Journal Article (Journal Article)

Colitis is a frequent, clinically-significant immune-related adverse event caused by anti-programmed death-1 (PD-1). The clinical features, timing, and management of colitis with anti-PD-1-based regimens are not well-characterized. Patients with advanced melanoma that received either anti-PD-1 monotherapy ("monotherapy") or combined with ipilimumab ("combination therapy") were screened from 8 academic medical centers, to identify those with clinically-relevant colitis (colitis requiring systemic steroids). Of 1261 patients who received anti-PD-1-based therapy, 109 experienced colitis. The incidence was 3.2% (30/937) and 24.4% (79/324) in the monotherapy and combination therapy cohorts, respectively. Patients with colitis from combination therapy had significantly earlier symptom onset (7.2 weeks vs 25.4 weeks, p < 0.0001), received higher steroid doses (median prednisone equivalent 1.5 mg/kg vs 1.0 mg/kg, p = 0.0015) and experienced longer steroid tapers (median 6.0 vs 4.0 weeks, p = 0.0065) compared to monotherapy. Infliximab use and steroid-dose escalation occurred more frequently in the combination therapy cohort compared to monotherapy. Nearly all patients had resolution of their symptoms although one patient died from complications. Anti-PD-1 associated colitis has a variable clinical presentation, and is more frequent and severe when associated with combination therapy. This variability in checkpoint-inhibitor associated colitis suggests that further optimization of treatment algorithms is needed.
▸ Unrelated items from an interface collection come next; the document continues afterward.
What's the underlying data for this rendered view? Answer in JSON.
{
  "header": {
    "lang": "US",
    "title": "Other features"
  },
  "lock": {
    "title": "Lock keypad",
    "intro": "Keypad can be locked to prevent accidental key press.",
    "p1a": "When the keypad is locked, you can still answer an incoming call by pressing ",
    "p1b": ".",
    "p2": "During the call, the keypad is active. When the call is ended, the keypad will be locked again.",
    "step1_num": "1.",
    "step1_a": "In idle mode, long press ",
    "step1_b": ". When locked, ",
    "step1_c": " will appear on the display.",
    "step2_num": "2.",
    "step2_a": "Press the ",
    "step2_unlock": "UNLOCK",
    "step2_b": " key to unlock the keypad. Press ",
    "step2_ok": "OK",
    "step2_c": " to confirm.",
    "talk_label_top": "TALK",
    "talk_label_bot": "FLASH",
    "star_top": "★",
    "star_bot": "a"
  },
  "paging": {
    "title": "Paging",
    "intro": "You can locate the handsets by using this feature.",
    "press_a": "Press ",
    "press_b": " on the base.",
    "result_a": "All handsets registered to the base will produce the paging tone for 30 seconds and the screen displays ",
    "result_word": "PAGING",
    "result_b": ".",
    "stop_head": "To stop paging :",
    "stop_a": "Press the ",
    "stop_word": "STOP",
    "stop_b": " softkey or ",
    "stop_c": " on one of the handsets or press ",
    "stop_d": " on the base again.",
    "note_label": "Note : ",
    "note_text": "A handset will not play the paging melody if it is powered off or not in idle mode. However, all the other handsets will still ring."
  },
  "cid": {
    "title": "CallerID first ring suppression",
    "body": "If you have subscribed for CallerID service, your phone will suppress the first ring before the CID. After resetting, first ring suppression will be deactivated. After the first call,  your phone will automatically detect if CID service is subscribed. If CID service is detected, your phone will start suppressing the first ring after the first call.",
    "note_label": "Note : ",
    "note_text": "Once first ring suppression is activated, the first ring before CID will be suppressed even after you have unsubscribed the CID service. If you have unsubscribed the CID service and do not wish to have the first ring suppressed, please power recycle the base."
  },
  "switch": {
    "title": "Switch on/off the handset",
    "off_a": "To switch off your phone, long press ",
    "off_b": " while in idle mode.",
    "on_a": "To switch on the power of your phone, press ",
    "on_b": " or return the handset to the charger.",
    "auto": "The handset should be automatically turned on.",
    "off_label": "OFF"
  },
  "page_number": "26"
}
Full Text

Duke Authors

Cited Authors

  • Wang, DY; Mooradian, MJ; Kim, D; Shah, NJ; Fenton, SE; Conry, RM; Mehta, R; Silk, AW; Zhou, A; Compton, ML; Al-Rohil, RN; Lee, S; Voorhees, AL; Ha, L; McKee, S; Norrell, JT; Mehnert, J; Puzanov, I; Sosman, JA; Chandra, S; Gibney, GT; Rapisuwon, S; Eroglu, Z; Sullivan, R; Johnson, DB

Published Date

  • 2019

Published In

Volume / Issue

  • 8 / 1

Start / End Page

  • e1524695 -

PubMed ID

  • 30546965

Pubmed Central ID

  • PMC6287774

International Standard Serial Number (ISSN)

  • 2162-4011

Digital Object Identifier (DOI)

  • 10.1080/2162402X.2018.1524695


  • eng

Conference Location

  • United States